The new Memorial of the Site of the First National Congress of the Communist Party of China received more than 13,000 visitors per day since it opened to the public on June 3.
Located at the Xintiandi neighborhood in downtown Shanghai, the new hall is close to the original building where the first national congress of the CPC took place in 1921. The hall has an exhibition space of 3,700 square meters. Construction of the venue started in 2019. The venue comprises historical objects, photographs, scenic reproductions, video projections enhanced with augmented reality technology, and new artworks commissioned by the memorial hall that tell a vivid story about the founding of the CPC.
According to Hu Xiaoyun, head designer of the exhibition space, artists who were selected for the project were given detailed advice on the subject, style and colors they should work with.
Stepping into the site, visitors find themselves in a large lobby and surrounded by three ceramic paintings created by Dong Chunxin. The paintings were done on dozens of collaged ceramic boards that were created by the only kiln in China capable of creating such large boards. The rich colors of the paintings were then transcribed on the ceramic with the use of nanotechnology.
The largest piece, which has a width of 15 meters and a height of 5 meters, showcases five important CPC sites, including the shikumen house where the first national congress took place and the Tian'anmen rostrum where Chairman Mao Zedong announced the founding of the People's Republic of China. Two smaller paintings on the sides, each measuring 7 meters wide and 3.5 meters tall, feature the Yellow River and the Great Wall.

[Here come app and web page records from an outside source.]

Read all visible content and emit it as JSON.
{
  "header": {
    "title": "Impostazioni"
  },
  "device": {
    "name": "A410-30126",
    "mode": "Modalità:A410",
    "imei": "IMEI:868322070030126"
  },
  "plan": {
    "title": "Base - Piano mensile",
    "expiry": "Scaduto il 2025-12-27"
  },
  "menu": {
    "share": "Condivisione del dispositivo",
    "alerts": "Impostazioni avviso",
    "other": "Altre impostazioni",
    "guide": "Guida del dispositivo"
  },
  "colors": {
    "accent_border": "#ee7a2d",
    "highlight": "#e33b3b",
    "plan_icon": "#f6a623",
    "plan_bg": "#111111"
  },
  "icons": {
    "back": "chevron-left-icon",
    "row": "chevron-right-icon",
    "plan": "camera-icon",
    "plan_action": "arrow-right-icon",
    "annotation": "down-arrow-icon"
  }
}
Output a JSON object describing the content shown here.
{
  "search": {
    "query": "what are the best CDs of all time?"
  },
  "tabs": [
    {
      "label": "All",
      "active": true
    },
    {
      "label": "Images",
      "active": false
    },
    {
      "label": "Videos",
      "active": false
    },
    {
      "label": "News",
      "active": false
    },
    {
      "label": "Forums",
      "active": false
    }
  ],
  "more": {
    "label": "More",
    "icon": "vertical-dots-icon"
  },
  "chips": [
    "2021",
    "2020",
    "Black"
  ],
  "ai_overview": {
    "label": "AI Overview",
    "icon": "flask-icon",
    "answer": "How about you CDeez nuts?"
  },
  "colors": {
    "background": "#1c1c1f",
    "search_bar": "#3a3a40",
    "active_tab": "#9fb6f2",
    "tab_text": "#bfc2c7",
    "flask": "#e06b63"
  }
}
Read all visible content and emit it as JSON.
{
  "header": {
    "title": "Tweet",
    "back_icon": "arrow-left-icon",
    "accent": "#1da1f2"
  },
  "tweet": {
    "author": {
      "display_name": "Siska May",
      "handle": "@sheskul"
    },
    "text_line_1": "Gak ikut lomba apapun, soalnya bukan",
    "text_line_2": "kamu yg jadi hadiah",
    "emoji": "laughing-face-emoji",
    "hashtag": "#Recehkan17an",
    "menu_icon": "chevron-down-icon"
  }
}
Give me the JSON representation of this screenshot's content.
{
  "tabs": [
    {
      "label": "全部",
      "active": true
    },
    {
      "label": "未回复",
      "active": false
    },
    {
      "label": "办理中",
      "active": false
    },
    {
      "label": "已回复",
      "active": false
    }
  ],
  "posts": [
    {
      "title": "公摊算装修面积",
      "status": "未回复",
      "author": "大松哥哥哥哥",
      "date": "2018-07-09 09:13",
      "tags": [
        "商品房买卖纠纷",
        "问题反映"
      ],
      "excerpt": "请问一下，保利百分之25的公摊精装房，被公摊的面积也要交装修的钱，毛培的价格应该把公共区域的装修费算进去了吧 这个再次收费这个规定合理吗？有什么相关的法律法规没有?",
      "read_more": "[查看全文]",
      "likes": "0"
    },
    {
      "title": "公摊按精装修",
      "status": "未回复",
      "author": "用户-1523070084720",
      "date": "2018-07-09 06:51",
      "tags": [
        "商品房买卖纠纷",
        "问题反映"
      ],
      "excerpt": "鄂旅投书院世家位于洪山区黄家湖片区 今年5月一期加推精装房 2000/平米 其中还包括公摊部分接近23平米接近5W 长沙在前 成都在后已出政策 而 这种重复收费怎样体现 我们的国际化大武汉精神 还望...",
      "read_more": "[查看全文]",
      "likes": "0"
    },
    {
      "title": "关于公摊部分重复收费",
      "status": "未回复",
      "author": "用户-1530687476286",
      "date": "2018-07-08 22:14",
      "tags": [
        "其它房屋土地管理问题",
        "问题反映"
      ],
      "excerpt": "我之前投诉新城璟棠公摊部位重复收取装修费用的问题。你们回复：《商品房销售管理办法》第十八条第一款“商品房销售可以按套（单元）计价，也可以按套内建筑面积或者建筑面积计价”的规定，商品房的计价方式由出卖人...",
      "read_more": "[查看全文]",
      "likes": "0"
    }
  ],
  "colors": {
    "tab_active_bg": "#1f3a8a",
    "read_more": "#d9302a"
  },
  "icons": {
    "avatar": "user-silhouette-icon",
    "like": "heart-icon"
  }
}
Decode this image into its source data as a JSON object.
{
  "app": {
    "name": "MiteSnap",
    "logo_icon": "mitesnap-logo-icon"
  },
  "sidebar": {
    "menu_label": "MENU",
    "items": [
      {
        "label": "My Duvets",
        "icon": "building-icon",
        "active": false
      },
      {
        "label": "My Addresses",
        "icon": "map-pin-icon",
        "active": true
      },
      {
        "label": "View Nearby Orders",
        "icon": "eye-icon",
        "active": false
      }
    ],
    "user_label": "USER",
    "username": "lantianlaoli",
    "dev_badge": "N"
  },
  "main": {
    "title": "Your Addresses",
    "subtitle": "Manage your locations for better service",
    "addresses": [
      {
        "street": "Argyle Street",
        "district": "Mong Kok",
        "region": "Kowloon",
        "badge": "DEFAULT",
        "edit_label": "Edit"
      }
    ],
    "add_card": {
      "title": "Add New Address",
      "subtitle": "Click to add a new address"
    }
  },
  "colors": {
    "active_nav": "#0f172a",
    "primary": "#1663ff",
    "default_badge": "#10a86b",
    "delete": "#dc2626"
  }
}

As visitors take the escalator down to the main exhibition floor, they see statues of the 13 delegates who participated in the first national congress of the CPC. Jiang Tieli, the creator of these artworks, says his focus was on creating a collective imagery that reflects the shared aspirations and revolutionary ideals of these individuals.
On the side walls are two iron relief works by sculptor Qiu Jia. They feature the shikumen building, a style featuring Western and Chinese elements, at 108 Wantze Road (now 76 Xingye Road) in Shanghai, where the meeting first took place, and the boat on Nanhu Lake in Jiaxing of Zhejiang province, where the meeting was concluded.
Qiu's works also include a series of iron relief works on the exterior walls of the new hall that presents the urban Shanghai landscape in an abstract and contemporary fashion.
"We were working on an important historical subject, and I wanted to show that they are artworks created in the contemporary period, different from traditional expressions," Qiu says.
A group portrait in the exhibition hall features the first 58 CPC members. To create the piece, painter Chen Shudong visited museums and libraries and interviewed academics to gain as much information as he could about them. But he still found it difficult to create a collective portrait because there was never a moment when these individuals were gathered in the same place.
"I realized I had to shift my focus from documenting a historical reality to creating artistic truth," says Qiu. "I created a base tone that is heavy and solemn, and dimmed each person's profile to create a unified heroic atmosphere."